EU lawmakers adopted their version of the Digital Markets Act (DMA) in a plenary vote on Wednesday (15 December), formalizing their mandate to enter interinstitutional negotiations on this key piece of digital legislation with the European Council and Commission.
The Council adopted its position on the DMA last month and the three-way negotiations are expected to start in January.
“With this Digital Markets Act we are guaranteeing that at the time of digital communications, in the internal market a level playing field will prevail,” said Andreas Schwab, the leading negotiator for the file. “The best rather than the fattest should win.”
The DMA aims to introduce ex-ante obligations for tech companies that have acquired such a significant market power in key areas of the digital economy to play a ‘gatekeeper’ role between other businesses and users.
The parliament’s text raised the bar for designating gatekeepers to €8 bn in financial turnover and €80 bn in terms of market capitalization, under the insistence of Schwab.
On the other hand, progressive MEPs managed to expand the list of key digital services, which ranged from social media to search engines, to also include voice assistants, web browsers and connected TVs.
A narrower scope is likely to face resistance from the Council, which maintained the same thresholds as the initial proposal but might find support from Germany and the Netherlands as both countries host potential gatekeepers.
Similarly, other EU countries insisted the addition of new services should be based on ‘evidence’.
Major changes were brought to the draft law by the Parliament’s economic committee (ECON) about systematic non-compliance.
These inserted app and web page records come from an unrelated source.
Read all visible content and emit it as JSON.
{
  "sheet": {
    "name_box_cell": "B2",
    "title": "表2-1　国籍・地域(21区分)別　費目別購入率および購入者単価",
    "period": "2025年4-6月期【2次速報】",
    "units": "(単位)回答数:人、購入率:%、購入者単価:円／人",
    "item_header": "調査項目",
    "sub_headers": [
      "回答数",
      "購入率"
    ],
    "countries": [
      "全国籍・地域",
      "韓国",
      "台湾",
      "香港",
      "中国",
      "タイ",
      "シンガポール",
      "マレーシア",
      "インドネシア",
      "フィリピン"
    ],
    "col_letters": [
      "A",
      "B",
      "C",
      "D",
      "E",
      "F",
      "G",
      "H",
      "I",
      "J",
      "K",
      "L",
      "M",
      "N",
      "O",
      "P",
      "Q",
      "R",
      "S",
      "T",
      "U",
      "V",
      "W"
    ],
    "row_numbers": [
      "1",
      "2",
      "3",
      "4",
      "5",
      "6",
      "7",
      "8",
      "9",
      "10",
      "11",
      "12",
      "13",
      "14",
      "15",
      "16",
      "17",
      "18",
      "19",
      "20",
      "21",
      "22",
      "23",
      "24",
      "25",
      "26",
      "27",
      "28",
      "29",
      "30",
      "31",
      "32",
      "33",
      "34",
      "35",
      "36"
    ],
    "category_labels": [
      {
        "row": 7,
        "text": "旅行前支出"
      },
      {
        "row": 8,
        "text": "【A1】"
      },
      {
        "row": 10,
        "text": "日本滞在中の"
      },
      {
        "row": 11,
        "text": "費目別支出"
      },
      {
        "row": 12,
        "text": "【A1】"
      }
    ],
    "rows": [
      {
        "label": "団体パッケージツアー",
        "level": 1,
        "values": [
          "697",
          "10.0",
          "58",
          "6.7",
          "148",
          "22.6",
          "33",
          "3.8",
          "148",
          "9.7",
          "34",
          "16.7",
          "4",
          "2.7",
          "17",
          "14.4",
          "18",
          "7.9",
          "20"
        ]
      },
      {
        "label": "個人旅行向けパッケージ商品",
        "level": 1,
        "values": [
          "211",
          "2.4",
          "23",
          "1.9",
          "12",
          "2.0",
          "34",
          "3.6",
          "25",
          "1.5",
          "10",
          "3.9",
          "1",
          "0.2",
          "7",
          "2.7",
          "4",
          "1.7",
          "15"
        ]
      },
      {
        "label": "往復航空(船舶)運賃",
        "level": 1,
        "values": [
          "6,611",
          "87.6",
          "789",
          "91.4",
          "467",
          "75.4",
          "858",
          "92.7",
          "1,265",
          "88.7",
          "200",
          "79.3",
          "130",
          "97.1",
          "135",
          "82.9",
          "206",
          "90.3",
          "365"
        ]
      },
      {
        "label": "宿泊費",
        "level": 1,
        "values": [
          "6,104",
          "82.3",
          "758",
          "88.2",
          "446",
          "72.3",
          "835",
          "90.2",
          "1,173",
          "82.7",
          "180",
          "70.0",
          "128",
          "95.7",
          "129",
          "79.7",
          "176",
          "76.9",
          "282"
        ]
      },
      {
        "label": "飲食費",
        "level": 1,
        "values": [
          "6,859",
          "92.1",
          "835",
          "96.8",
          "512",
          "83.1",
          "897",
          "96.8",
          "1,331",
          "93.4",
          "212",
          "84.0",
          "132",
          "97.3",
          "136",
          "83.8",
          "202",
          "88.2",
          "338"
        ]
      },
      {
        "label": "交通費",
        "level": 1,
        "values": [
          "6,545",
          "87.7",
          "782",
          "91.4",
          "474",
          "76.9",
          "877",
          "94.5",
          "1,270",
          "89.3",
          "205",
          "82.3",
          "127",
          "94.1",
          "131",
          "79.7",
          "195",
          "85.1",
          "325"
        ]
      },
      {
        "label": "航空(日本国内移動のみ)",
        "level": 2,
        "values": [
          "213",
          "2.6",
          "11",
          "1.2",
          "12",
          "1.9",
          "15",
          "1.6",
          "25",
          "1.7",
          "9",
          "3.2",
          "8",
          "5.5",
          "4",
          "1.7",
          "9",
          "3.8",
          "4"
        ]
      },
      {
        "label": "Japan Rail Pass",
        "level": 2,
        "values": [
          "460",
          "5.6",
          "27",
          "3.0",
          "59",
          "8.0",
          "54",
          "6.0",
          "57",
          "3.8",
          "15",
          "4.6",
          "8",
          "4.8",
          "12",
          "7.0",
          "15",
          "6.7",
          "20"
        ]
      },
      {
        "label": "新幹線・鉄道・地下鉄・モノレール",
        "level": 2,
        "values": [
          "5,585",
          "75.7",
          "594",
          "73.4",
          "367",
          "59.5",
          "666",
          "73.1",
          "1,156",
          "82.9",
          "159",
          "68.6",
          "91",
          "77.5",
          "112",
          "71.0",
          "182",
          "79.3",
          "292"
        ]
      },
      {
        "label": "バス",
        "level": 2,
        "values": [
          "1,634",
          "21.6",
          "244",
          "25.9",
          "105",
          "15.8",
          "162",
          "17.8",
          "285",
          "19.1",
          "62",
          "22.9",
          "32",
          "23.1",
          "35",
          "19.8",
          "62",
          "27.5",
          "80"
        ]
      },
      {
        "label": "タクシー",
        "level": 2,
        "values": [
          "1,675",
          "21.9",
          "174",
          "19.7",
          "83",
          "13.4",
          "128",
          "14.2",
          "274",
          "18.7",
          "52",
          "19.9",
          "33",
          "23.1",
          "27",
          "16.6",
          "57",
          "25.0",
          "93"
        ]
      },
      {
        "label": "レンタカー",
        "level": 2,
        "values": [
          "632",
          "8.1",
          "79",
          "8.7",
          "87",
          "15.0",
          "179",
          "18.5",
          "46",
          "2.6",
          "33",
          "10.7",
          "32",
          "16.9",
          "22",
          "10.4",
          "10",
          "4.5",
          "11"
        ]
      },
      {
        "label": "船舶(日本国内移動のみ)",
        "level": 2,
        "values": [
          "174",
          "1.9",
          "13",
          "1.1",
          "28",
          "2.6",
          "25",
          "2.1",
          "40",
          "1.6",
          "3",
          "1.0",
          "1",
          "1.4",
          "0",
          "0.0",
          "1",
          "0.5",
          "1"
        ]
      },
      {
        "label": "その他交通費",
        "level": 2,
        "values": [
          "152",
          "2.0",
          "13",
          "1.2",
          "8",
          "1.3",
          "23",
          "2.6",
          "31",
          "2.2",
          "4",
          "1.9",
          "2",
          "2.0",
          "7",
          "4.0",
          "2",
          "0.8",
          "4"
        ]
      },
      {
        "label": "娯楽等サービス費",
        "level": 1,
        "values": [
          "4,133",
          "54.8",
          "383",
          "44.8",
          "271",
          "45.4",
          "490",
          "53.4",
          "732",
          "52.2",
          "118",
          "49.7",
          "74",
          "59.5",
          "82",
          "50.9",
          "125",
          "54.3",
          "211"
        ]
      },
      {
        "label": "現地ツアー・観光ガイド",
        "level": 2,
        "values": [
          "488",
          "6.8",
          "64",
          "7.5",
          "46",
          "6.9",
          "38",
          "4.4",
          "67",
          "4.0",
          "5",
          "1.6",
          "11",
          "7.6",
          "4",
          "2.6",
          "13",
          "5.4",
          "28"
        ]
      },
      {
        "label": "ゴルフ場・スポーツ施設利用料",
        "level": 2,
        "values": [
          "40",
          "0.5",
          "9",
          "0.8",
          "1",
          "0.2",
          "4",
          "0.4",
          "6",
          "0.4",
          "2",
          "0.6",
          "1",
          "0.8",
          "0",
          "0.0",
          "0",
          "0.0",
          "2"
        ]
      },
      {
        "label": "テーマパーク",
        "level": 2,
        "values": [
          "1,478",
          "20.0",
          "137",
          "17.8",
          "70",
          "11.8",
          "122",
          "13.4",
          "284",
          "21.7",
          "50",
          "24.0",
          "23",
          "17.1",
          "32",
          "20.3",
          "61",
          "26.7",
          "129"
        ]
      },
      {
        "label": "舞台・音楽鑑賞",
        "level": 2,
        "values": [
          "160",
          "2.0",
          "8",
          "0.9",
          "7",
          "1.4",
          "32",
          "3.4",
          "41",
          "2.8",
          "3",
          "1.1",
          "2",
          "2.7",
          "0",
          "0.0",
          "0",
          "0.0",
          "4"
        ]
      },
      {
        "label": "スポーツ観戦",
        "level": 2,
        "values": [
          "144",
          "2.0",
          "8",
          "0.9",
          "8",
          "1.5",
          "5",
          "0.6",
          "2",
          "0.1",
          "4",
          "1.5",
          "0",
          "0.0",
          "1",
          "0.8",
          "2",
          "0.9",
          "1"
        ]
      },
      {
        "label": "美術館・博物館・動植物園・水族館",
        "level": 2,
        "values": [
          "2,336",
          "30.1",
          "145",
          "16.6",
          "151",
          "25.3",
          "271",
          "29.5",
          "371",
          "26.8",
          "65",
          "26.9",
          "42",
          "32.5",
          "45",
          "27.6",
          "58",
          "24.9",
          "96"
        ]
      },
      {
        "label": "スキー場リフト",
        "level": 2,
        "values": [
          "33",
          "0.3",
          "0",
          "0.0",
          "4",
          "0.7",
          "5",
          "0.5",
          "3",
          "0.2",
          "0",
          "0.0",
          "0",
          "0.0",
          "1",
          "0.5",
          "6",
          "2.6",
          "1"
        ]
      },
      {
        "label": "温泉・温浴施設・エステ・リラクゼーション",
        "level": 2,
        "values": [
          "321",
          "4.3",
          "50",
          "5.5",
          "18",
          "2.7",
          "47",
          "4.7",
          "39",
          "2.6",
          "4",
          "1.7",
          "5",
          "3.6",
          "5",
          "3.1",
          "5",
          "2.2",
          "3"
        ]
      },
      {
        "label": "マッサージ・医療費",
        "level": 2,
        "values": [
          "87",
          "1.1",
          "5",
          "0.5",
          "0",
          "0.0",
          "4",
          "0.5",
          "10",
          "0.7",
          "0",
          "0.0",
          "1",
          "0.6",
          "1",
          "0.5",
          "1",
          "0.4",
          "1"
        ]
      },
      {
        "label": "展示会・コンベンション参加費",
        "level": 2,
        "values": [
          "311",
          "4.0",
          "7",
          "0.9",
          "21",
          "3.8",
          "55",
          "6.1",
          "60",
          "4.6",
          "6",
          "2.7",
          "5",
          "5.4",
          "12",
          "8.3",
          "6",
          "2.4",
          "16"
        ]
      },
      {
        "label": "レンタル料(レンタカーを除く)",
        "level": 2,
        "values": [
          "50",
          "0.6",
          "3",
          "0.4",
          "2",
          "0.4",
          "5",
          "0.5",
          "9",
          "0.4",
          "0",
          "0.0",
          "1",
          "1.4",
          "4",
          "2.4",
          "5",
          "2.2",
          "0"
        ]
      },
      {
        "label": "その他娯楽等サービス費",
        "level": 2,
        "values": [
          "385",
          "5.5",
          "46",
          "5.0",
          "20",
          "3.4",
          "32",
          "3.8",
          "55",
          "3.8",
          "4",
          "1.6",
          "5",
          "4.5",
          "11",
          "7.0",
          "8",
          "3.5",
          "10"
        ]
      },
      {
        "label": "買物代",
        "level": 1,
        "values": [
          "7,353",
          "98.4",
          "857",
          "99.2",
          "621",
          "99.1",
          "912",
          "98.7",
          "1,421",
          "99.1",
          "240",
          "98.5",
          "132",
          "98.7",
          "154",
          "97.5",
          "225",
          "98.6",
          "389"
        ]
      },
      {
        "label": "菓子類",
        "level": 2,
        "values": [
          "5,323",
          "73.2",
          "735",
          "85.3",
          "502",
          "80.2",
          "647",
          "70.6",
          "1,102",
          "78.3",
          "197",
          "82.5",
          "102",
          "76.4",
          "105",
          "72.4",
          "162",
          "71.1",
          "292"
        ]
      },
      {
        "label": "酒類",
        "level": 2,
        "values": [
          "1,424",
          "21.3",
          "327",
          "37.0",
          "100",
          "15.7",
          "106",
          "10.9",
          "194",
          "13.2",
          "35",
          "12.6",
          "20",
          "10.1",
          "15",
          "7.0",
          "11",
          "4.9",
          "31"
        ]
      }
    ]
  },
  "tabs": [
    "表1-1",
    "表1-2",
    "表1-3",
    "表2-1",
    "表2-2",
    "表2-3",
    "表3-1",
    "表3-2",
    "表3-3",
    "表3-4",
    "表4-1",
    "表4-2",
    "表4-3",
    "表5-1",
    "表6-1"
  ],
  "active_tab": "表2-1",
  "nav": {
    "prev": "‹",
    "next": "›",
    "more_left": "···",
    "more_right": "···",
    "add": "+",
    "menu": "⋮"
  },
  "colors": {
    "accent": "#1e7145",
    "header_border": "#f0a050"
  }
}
According to the final text, a gatekeeper that disregards the DMA obligations more than once might be sanctioned with a minimum of 4% to a maximum of 20% of the annual turnover.
Measures against killer acquisitions were also introduced, empowering the EU Commission to temporarily halt virtually any takeover from reticent gatekeepers.
“Startups don’t want to be bought off by five American companies,” said ECON rapporteur Stéphanie Yon-Courtin.
However, the plenary vote rejected an ECON amendment that would have obliged the gatekeepers to prove the takeover would not harm competition, as reversing the burden of the proof was deemed disproportionate by centre-right lawmakers.
Initial concerns were raised that measures against killer acquisitions might go beyond the legal basis of the proposal, but several parliamentary sources confirmed that the Commission actively contributed to shaping the article and was eventually convinced that text would stand legal review.
Yon-Courtin scored a major win by getting a key amendment through the plenary. The provisions would allow users to decide the default settings the time they first use a service, and to change them at any time, including by uninstalling pre-installed apps.
Smaller tech players have been calling for these measures as a key way to challenge the dominant position of dominant companies.
“Big tech knows 95% of people never change their defaults, making this an incredibly harmful form of self-preferencing. By banning self-preferencing defaults, the DMA is finally addressing the cause of the lack of competition and not just the symptoms,” said Proton CEO Andy Yen.
Interoperability measures were another major addition to the Parliament’s text, requiring social media and messaging apps to communicate with each other. During the plenary discussion on Tuesday, lawmakers from right to left stressed interoperability as an important step to reduce dependency on the largest online platforms.
“By strengthening provisions on interoperability of messaging services and social networks, we can establish a market with more privacy-friendly services to choose from. We don’t need to get stuck in dominant social networks that monetise our data,” said MEP Marcel Kolaja from the Czech Pirate Party.
Concerns were raised that these measures should not jeopardise privacy and security, however, a last-minute amendment specifying that interoperability should not result in weakening data protection for users failed the plenary test.
A more controversial point in the negotiations was a proposal for a ban on targeted ads pushed from centre-left MEPs and resisted from the centre-right. The compromise includes a ban only for minors and limits the processing of sensitive information such as political views, religious beliefs and sexual orientation.
“We do need to look after the weaker people in society, and minors, in particular, need protection,” said Social Democrat lawmaker Evelyne Gebhardt, exhorting Schwab to defend the measure in the upcoming negotiations, where strong resistance from member states is expected.
The tighter scope, killer acquisitions, default settings, interoperability and targeted ads are all not part of the text the EU Council adopted last month, which is much closer to the initial proposal of the Commission.
Schwab met with French digital secretary of state Cédric O on Wednesday, to start discussing how to bridge the major differences between the two institutions. France will represent the member states in the negotiations as it will hold the EU Council Presidency in the first half of 2022.
“The challenge is making our rules something that can be enforced seriously, and cannot be challenged in court all the time,” Schwab told EURACTIV, adding that between the Parliament and Council “there is 100% agreement on what we want to achieve.”
[Edited by Zoran Radosavljevic]